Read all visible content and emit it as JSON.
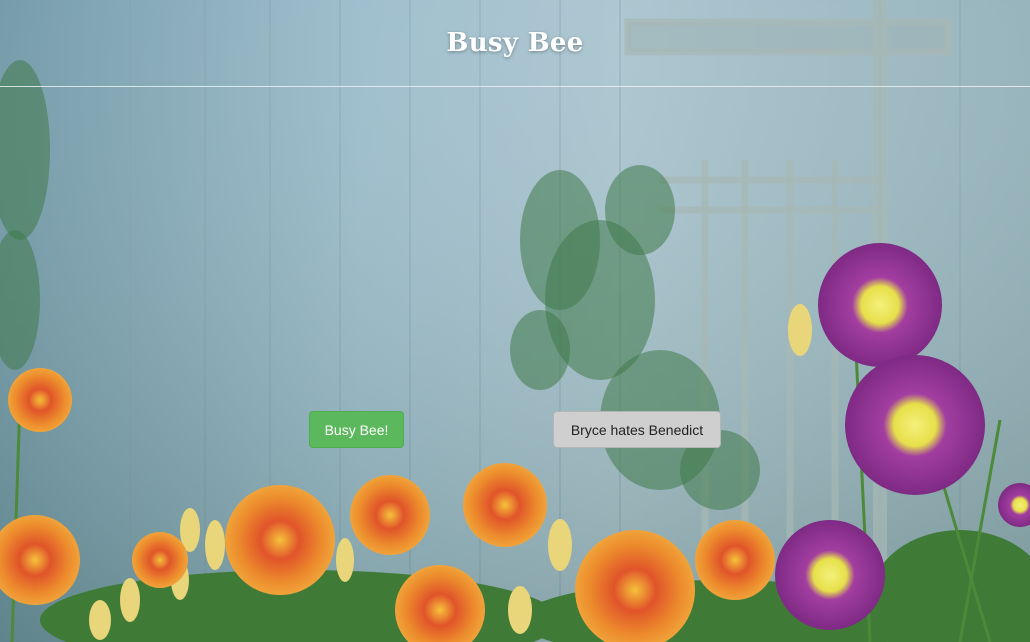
{
  "header": {
    "title": "Busy Bee"
  },
  "buttons": {
    "primary_label": "Busy Bee!",
    "secondary_label": "Bryce hates Benedict"
  },
  "background": {
    "icon": "garden-flowers-photo",
    "colors": {
      "wall": "#8fb0bf",
      "orange_lily": "#e8792a",
      "purple_lily": "#8e2f8f",
      "green_button": "#5cb85c",
      "gray_button": "#cfcfcf"
    }
  }
}
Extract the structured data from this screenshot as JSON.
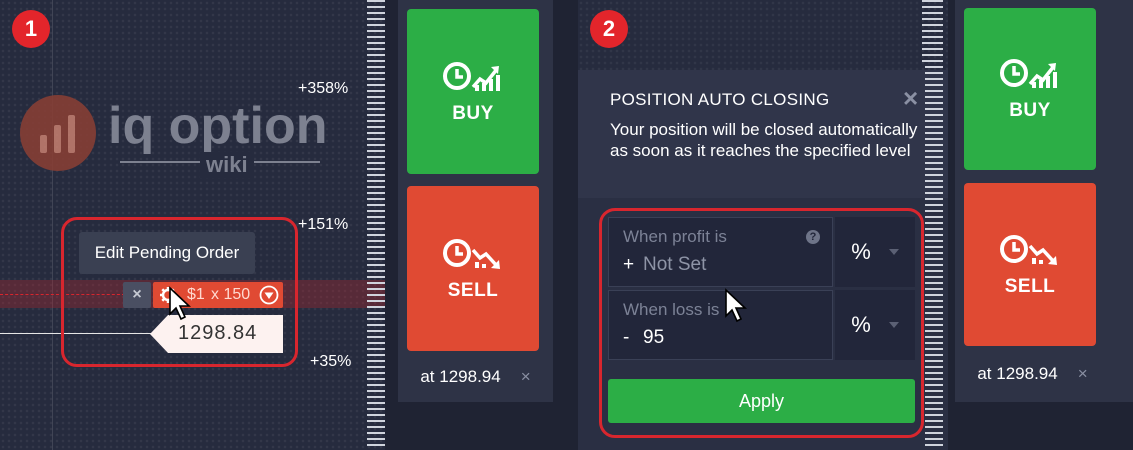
{
  "panel1": {
    "step_badge": "1",
    "logo": {
      "brand": "iq option",
      "sub": "wiki"
    },
    "scale_labels": [
      "+358%",
      "+151%",
      "+35%"
    ],
    "tooltip": "Edit Pending Order",
    "order_close": "×",
    "order_amount": "$1",
    "order_mult": "x 150",
    "price_tag": "1298.84",
    "colors": {
      "accent_red": "#e3252b",
      "buy": "#2cae46",
      "sell": "#e04a33"
    },
    "icons": [
      "gear-icon",
      "cursor-icon",
      "chevron-down-icon"
    ]
  },
  "trade1": {
    "buy_label": "BUY",
    "sell_label": "SELL",
    "at_text": "at 1298.94",
    "close": "×"
  },
  "panel2": {
    "step_badge": "2",
    "dialog": {
      "title": "POSITION AUTO CLOSING",
      "close": "×",
      "description": "Your position will be closed automatically as soon as it reaches the specified level",
      "profit": {
        "label": "When profit is",
        "help": "?",
        "value_sign": "+",
        "value": "Not Set",
        "unit": "%"
      },
      "loss": {
        "label": "When loss is",
        "value_sign": "-",
        "value": "95",
        "unit": "%"
      },
      "apply_label": "Apply"
    }
  },
  "trade2": {
    "buy_label": "BUY",
    "sell_label": "SELL",
    "at_text": "at 1298.94",
    "close": "×"
  }
}
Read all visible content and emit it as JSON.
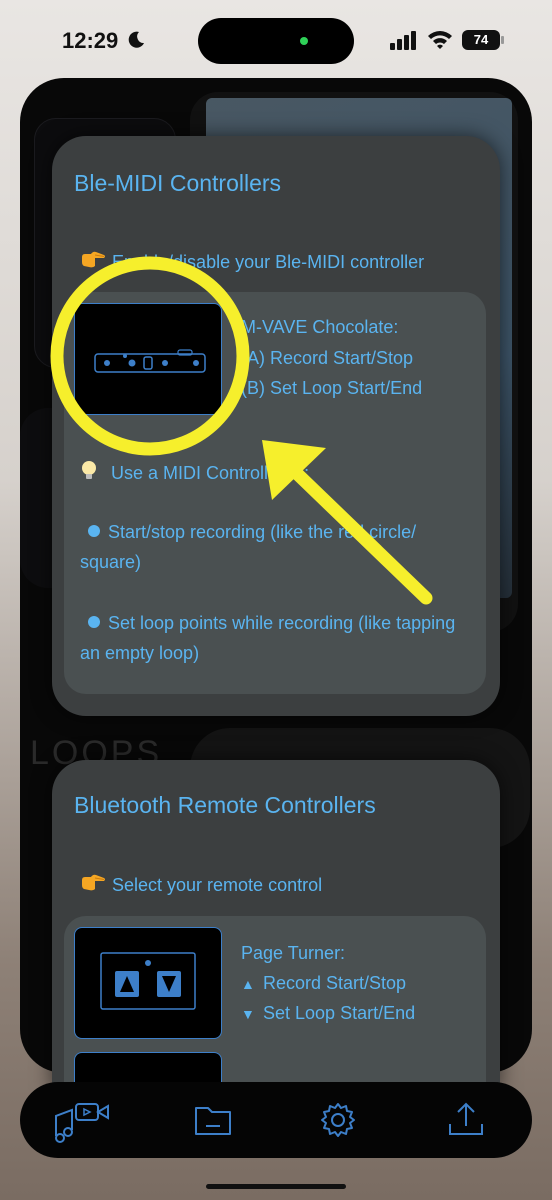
{
  "status_bar": {
    "time": "12:29",
    "battery": "74"
  },
  "background": {
    "loops_label": "LOOPS"
  },
  "ble_panel": {
    "title": "Ble-MIDI Controllers",
    "hint": "Enable/disable your Ble-MIDI controller",
    "controller": {
      "name": "M-VAVE Chocolate:",
      "line_a": "(A)  Record Start/Stop",
      "line_b": "(B)  Set Loop Start/End"
    },
    "tip": "Use a MIDI Controller to:",
    "bullets": [
      "Start/stop recording (like the red circle/ square)",
      "Set loop points while recording (like tapping an empty loop)"
    ]
  },
  "bluetooth_panel": {
    "title": "Bluetooth Remote Controllers",
    "hint": "Select your remote control",
    "controller": {
      "name": "Page Turner:",
      "line_a": "Record Start/Stop",
      "line_b": "Set Loop Start/End"
    }
  },
  "tabs": [
    {
      "icon": "music-video-icon",
      "label": ""
    },
    {
      "icon": "folder-icon",
      "label": ""
    },
    {
      "icon": "gear-icon",
      "label": ""
    },
    {
      "icon": "share-icon",
      "label": ""
    }
  ],
  "colors": {
    "accent": "#5ab4f0",
    "panel": "#3c3f40",
    "inner": "#4a5051",
    "highlight": "#f6ef2c"
  }
}
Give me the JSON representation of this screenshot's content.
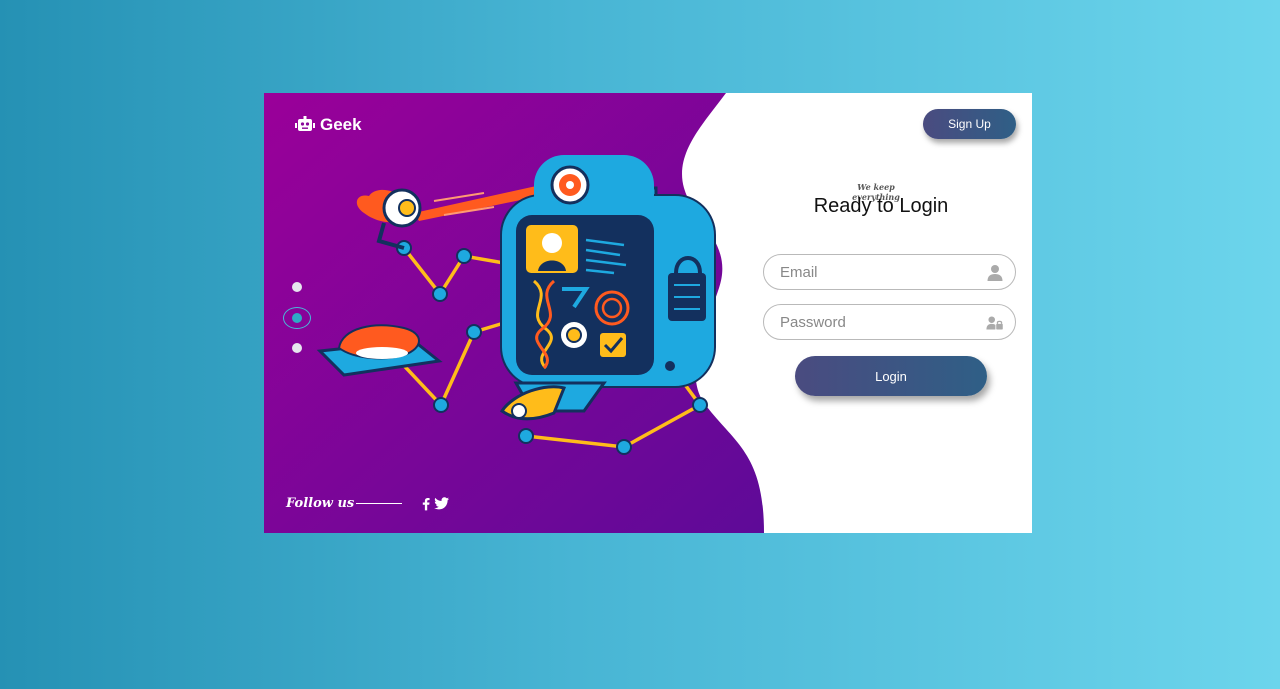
{
  "brand": {
    "name": "Geek",
    "icon": "robot-icon"
  },
  "header": {
    "signup_label": "Sign Up"
  },
  "form": {
    "tagline": "We keep everything",
    "title": "Ready to Login",
    "email_placeholder": "Email",
    "email_icon": "user-icon",
    "password_placeholder": "Password",
    "password_icon": "user-lock-icon",
    "login_label": "Login"
  },
  "carousel": {
    "slide_count": 3,
    "active_index": 1
  },
  "footer": {
    "follow_label": "Follow us",
    "social": [
      "facebook-icon",
      "twitter-icon"
    ]
  },
  "colors": {
    "purple_start": "#9a0099",
    "purple_end": "#5e0a98",
    "button_start": "#4a4b80",
    "button_end": "#2f5f86",
    "robot_blue": "#1ea9e0",
    "accent_orange": "#ff5a1f",
    "accent_yellow": "#ffbc1a"
  }
}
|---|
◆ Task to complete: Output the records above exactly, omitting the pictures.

◆ Answer space:
Read all visible content and emit it as JSON.
{
  "header": {
    "title": "Busy Bee"
  },
  "buttons": {
    "primary_label": "Busy Bee!",
    "secondary_label": "Bryce hates Benedict"
  },
  "background": {
    "icon": "garden-flowers-photo",
    "colors": {
      "wall": "#8fb0bf",
      "orange_lily": "#e8792a",
      "purple_lily": "#8e2f8f",
      "green_button": "#5cb85c",
      "gray_button": "#cfcfcf"
    }
  }
}
Extract the structured data from this screenshot as JSON.
{
  "panel1": {
    "step_badge": "1",
    "logo": {
      "brand": "iq option",
      "sub": "wiki"
    },
    "scale_labels": [
      "+358%",
      "+151%",
      "+35%"
    ],
    "tooltip": "Edit Pending Order",
    "order_close": "×",
    "order_amount": "$1",
    "order_mult": "x 150",
    "price_tag": "1298.84",
    "colors": {
      "accent_red": "#e3252b",
      "buy": "#2cae46",
      "sell": "#e04a33"
    },
    "icons": [
      "gear-icon",
      "cursor-icon",
      "chevron-down-icon"
    ]
  },
  "trade1": {
    "buy_label": "BUY",
    "sell_label": "SELL",
    "at_text": "at 1298.94",
    "close": "×"
  },
  "panel2": {
    "step_badge": "2",
    "dialog": {
      "title": "POSITION AUTO CLOSING",
      "close": "×",
      "description": "Your position will be closed automatically as soon as it reaches the specified level",
      "profit": {
        "label": "When profit is",
        "help": "?",
        "value_sign": "+",
        "value": "Not Set",
        "unit": "%"
      },
      "loss": {
        "label": "When loss is",
        "value_sign": "-",
        "value": "95",
        "unit": "%"
      },
      "apply_label": "Apply"
    }
  },
  "trade2": {
    "buy_label": "BUY",
    "sell_label": "SELL",
    "at_text": "at 1298.94",
    "close": "×"
  }
}
Read all visible content and emit it as JSON.
{
  "status_bar": {
    "time": "12:29",
    "battery": "74"
  },
  "background": {
    "loops_label": "LOOPS"
  },
  "ble_panel": {
    "title": "Ble-MIDI Controllers",
    "hint": "Enable/disable your Ble-MIDI controller",
    "controller": {
      "name": "M-VAVE Chocolate:",
      "line_a": "(A)  Record Start/Stop",
      "line_b": "(B)  Set Loop Start/End"
    },
    "tip": "Use a MIDI Controller to:",
    "bullets": [
      "Start/stop recording (like the red circle/ square)",
      "Set loop points while recording (like tapping an empty loop)"
    ]
  },
  "bluetooth_panel": {
    "title": "Bluetooth Remote Controllers",
    "hint": "Select your remote control",
    "controller": {
      "name": "Page Turner:",
      "line_a": "Record Start/Stop",
      "line_b": "Set Loop Start/End"
    }
  },
  "tabs": [
    {
      "icon": "music-video-icon",
      "label": ""
    },
    {
      "icon": "folder-icon",
      "label": ""
    },
    {
      "icon": "gear-icon",
      "label": ""
    },
    {
      "icon": "share-icon",
      "label": ""
    }
  ],
  "colors": {
    "accent": "#5ab4f0",
    "panel": "#3c3f40",
    "inner": "#4a5051",
    "highlight": "#f6ef2c"
  }
}
Give me the JSON representation of this screenshot's content.
{
  "brand": {
    "name": "Geek",
    "icon": "robot-icon"
  },
  "header": {
    "signup_label": "Sign Up"
  },
  "form": {
    "tagline": "We keep everything",
    "title": "Ready to Login",
    "email_placeholder": "Email",
    "email_icon": "user-icon",
    "password_placeholder": "Password",
    "password_icon": "user-lock-icon",
    "login_label": "Login"
  },
  "carousel": {
    "slide_count": 3,
    "active_index": 1
  },
  "footer": {
    "follow_label": "Follow us",
    "social": [
      "facebook-icon",
      "twitter-icon"
    ]
  },
  "colors": {
    "purple_start": "#9a0099",
    "purple_end": "#5e0a98",
    "button_start": "#4a4b80",
    "button_end": "#2f5f86",
    "robot_blue": "#1ea9e0",
    "accent_orange": "#ff5a1f",
    "accent_yellow": "#ffbc1a"
  }
}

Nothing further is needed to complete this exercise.